I am often asked if I consider these to be “stretch” tektites. I don’t, but in principal they are exact equivalents. The classic Nininger stretch tektites involve a bending angulation, where the degree of angulation is matched by a similarly angled split along the opposite edge. The difference is academic, but good stretch tektites following this definition are quite rare and expensive, while skin splits or starburst rays are quite common. The starbursts typically radiate from an indentation along the rim , possibly reflecting an impact point. The pattern is often termed a “dragon track” in China.

About the Author

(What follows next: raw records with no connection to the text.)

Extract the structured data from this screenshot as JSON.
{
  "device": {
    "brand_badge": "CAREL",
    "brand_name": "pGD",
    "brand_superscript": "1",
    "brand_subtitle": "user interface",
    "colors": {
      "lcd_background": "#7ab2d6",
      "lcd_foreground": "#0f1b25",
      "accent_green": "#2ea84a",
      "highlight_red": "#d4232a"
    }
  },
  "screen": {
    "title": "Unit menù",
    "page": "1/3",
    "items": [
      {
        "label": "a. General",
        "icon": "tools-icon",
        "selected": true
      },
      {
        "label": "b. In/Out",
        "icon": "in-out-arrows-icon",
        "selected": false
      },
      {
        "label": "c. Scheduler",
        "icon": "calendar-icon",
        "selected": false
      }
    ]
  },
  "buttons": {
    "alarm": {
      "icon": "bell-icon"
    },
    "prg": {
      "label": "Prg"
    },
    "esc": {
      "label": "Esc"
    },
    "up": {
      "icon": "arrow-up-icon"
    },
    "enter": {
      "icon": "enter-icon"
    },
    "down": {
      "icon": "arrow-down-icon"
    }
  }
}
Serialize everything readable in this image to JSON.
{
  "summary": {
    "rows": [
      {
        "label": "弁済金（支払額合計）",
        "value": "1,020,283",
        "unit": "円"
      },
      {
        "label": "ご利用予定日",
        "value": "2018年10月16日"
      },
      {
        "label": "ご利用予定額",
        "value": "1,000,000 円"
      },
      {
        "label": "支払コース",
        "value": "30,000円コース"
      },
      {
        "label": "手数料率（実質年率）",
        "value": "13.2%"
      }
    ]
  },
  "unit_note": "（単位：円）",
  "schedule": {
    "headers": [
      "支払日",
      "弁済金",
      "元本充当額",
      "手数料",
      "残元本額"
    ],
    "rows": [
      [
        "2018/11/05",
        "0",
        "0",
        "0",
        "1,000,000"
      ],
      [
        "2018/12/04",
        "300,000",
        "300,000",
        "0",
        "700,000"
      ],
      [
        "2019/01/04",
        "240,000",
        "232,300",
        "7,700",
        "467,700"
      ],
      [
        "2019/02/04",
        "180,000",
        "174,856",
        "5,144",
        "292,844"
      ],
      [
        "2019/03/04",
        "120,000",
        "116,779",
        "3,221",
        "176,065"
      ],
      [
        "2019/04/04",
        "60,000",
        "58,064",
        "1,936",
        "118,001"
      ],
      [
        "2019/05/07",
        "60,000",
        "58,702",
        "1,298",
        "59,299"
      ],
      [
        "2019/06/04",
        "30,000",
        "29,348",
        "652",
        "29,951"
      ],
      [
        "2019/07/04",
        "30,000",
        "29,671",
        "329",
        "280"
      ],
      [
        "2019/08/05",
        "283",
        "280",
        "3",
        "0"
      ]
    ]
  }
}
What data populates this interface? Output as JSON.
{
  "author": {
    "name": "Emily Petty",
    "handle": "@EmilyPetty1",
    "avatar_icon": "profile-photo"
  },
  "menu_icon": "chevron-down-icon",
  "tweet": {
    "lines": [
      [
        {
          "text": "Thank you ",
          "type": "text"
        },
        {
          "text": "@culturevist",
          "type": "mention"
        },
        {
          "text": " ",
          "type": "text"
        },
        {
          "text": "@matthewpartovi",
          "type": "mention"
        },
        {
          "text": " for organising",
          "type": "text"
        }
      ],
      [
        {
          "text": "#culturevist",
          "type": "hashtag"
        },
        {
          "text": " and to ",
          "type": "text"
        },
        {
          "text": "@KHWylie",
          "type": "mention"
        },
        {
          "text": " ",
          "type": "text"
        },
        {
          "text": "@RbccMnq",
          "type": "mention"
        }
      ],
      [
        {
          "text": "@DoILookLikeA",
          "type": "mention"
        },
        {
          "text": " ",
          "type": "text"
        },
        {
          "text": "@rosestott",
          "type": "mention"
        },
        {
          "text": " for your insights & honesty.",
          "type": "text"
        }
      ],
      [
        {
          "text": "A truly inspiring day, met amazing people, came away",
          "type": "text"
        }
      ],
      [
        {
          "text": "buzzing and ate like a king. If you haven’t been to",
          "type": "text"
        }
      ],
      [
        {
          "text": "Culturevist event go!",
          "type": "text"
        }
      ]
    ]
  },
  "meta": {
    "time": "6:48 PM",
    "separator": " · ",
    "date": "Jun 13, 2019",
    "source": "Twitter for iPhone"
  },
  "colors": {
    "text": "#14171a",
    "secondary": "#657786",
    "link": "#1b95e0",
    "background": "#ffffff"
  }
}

Norm Lehrman is a recently retired exploration geologist with over 45 years experience. His career involved fieldwork in over 35 countries on every continent except Antarctica. While stationed in Australia, Norm and his wife, Cookie, became interested in collecting Australites, which ultimately led to a generalized passion for tektites, impactites, meteorites and related materials. In 1999 they founded the Tektite Source business (www.TektiteSource.com) which has evolved into one of the world's premier providers of tektite and impactite specimens. Norm has retired to a ranch near Spokane, Washington, where they continue to serve tektite aficionados worldwide.